As of now, the Moscow deal looks like win-win-win all round for everyone with legitimate interests in the Syria situation:

  • First of all and most importantly, it is a win for the vast majority of the Syrian people– those who are desperate for an end to the conflict and want nothing more than to go home and see their country’s war-ravaged fabric (physical and social) repaired. Under what political circumstances? Still to be determined. But at least they have a much better chance of this happening now than if U.S. Cruise missiles had been used to further stir up the  stew of their country’s conflict.
  • It’s a win for both Pres. Obama and the American people. The American people had shown, overwhelmingly, that they (we) neither wanted nor needed this war. But Obama was still kind of hoisted on the self-created petard of his various pronouncements about Syria’s CW– not only the various ‘Red Lines’ statements he made earlier, but also all the recent statements claiming a surety of knowledge about what happened August 21st that has never yet been backed up by the public provision of any evidence. Here in the United States as around the world, there were loud calls for him to present his evidence. He never has. As this made-in-Moscow deal goes forward (which I expect it will), Obama will likely be relieved that he never has to show what, by many accounts, seems to have been a very weak evidentiary hand. Continue reading

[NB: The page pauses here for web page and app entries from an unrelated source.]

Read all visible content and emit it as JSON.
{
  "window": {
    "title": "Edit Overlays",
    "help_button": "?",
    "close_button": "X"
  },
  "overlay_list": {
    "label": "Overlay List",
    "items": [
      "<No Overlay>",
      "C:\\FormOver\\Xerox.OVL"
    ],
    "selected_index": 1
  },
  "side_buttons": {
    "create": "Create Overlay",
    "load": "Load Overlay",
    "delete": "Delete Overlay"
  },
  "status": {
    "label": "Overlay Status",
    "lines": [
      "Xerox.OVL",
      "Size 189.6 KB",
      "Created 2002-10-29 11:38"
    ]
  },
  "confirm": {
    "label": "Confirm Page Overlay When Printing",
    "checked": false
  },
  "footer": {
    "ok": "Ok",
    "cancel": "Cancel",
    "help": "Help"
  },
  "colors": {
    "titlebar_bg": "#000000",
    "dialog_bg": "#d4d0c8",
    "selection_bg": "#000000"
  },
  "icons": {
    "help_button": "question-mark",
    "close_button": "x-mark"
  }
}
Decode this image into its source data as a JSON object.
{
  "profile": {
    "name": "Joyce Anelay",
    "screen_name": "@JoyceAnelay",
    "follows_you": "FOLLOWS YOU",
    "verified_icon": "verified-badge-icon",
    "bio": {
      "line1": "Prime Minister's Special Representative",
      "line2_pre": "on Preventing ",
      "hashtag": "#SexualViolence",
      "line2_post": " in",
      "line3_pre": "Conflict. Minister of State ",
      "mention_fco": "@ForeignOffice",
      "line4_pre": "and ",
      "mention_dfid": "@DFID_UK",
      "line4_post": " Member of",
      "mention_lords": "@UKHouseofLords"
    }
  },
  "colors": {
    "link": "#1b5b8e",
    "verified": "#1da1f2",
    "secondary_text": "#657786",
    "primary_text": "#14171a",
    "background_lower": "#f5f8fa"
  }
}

Syria in the crosshairs of the west

2013 is very far from being the time that independent Syria has been targeted by the west (sometimes, including Israel.) The history of western intervention in the country has been long– starting from, of course, the protectorate that France established there in the wake of World War I, under the guise of a ‘Mandate’ from the League of Nations– though not, of course, from the Syrian people. In 1949, just three years after Syria won its independence from France, the CIA engineered a coup by the head of the Syrian armed forces, Hosni Zaim, against the democratically elected president Shukri Quwwatly. CIA operative Miles Copeland wrote later (Game of Nations, 1969, p.50) that he and his colleagues had judged Quwwatly “not liberal enough”… and therefore he had to be toppled by a coup. (Echoes in Egypt today, anyone? People organizing a military coup in the name of “liberalism”?)

Sticking, for now, with the record of purely American interventions in Syria, this record is long indeed, running (in more recent times) through:

  1. 1979, when the State Department put Syria on the list of “states supporting terrorism” back in 1979– which triggered economic sanctions that have lasted until today, and have been progressively tightened ever since;
  2. December 2003, when Congress– in the first flush of enthusiasm that the U.S. victory in Iraq could be speedily replicated in Syria and Lebanon– passed the punitive “Syria Accountability and Lebanese Sovereignty Restoration Act (SALSRA)”. In late spring 2005, after the growth of the Lebanese popular movement that followed the killing of former PM Rafiq Hariri, Syria did indeed withdraw from Lebanon the troops that had been deployed there since they first went in (at, it has to be said, Washington’s urging) back in January 1976. But even the restoration of Lebanon’s sovereignty was not enough to ease up the sanctions Washington maintained on Syria. Actually, the SALSRA was a great big dog’s breakfast of a sanctions bill; and it has been cited more recently as a source of legitimacy for U.S. punitive action against Syria on account of Syria’s CW capabilities.
  3. From 2009 until today: The funding of clandestine opposition movements in Syria under the MEPPI program that George W. Bush launched (with Liz Cheney supervising much of it in the early years.) Crucially, after Pres. Obama took office, he continued this program– as was revealed in some of the Wikileaks cables in April 2011. Continue reading